CCP is a Marxist-Leninist authoritarian regime that in its own history and that of all the others attempted has persecuted and murdered millions while maintaining benefits for itself. The experience of the Great Famine is the most salient. Forty million peasants starved or were murdered while CCP members flourished.

CCP governance is by no means “of the people, by the people, for the people” except in a most  abstract sense. Perhaps a good way to characterize CCP is that is an occupying force, seeking above all to preserve and benefit itself, and along the way it found it useful to let people express themselves a little. I wrote about this at Chinese People Under Occupation. To that end, China conducts extensive domestic and foreign affairs policy research. This work is conducted by a wide variety of institutes, university groups, departments and ministries, within government and within CCP. There is wide discussion and disagreement and evaluation. Such work is conducted within the US, of course, but it is not well coordinated and has to run through the phalanx of party and interest group politics in order to get a hearing. So, too, in China. In China there is a mission critical behind all the policy research – CCP survival. There is no greater good.

The Chinese expectation is that government is there to assist or help; in the US … well, I dunno. What is government for, in the US?  Does the US government have a stated purpose? Or goal? Do Americans have expectations of the federal government?

In our age, one can question whether the US government is meant to assist all its citizens or only sufficiently placate some while letting the oligarchs, America’s version of CCP, reap enormous benefits.
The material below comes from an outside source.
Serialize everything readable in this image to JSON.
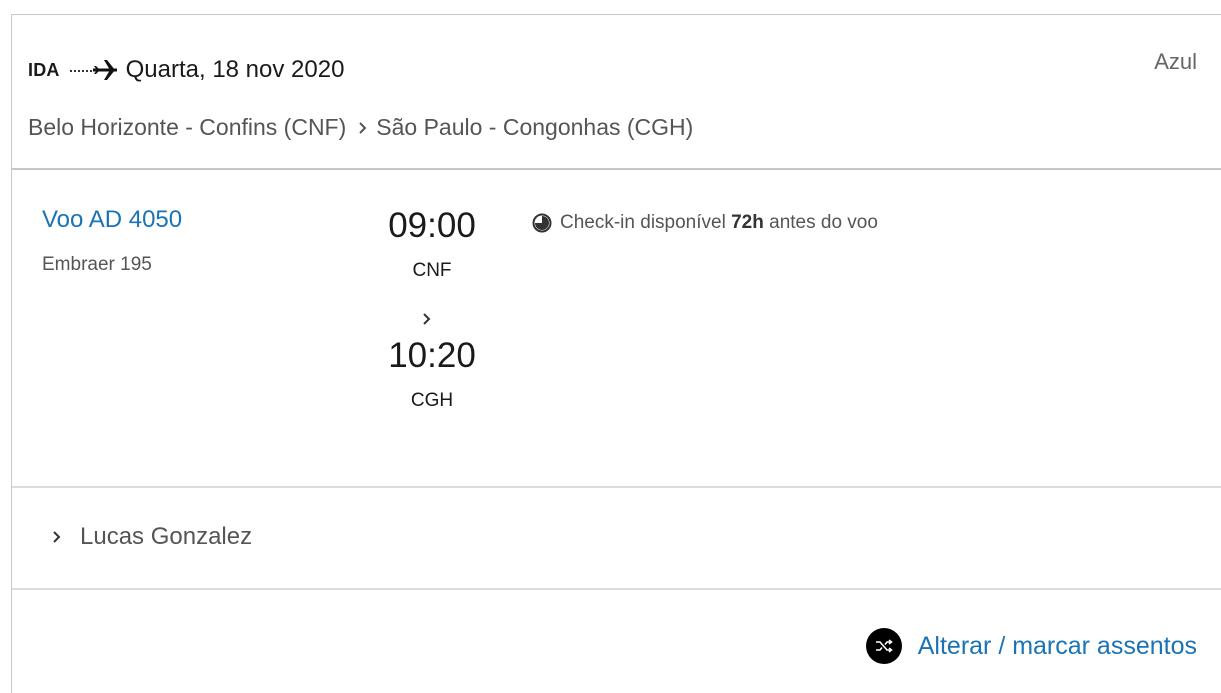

We remember Robert Frank’s What's the Matter with Kansas? and Bryan Caplan’s Myth of the Rational Voter and (from 2014)  Members of Congress 14 times more wealthy than average American and Gilens and Page’s Testing Theories of American Politics - Elites, Interest Groups and Average Citizens. Voting as we do it doesn’t seem to live up to its promise of benefiting the entire populace. We do seem to share with China that government in its policies promotes socialism for the rich, capitalism for the poor.

Our system has been designed to make policy implementation difficult. Separation of powers, branches, independent levels of government, semi-independent role for states, and now party radicalism and oligarchic influence means that paralysis is the standard operating result.

De Tocqueville noted the American penchant for voluntary organization to solve problems. That has been a marvelous American trait, perhaps now disappearing along with civil society. For us, that is dangerous given our political makeup.

In China, there is little concept of voluntary organization for task fulfillment. Might run into government objection. There is no civil society, if by that we mean organizations of people with ideas or proposals counter to government policy. The purpose of politics, task of the government, is to fulfill the historic China destiny of world leadership. If you ask people on the street in Hangzhou, what is the purpose of government, there is a ready answer – “grow GDP.”  What result, do you think, if you ask people on the street in Chicago … what is the purpose of the government?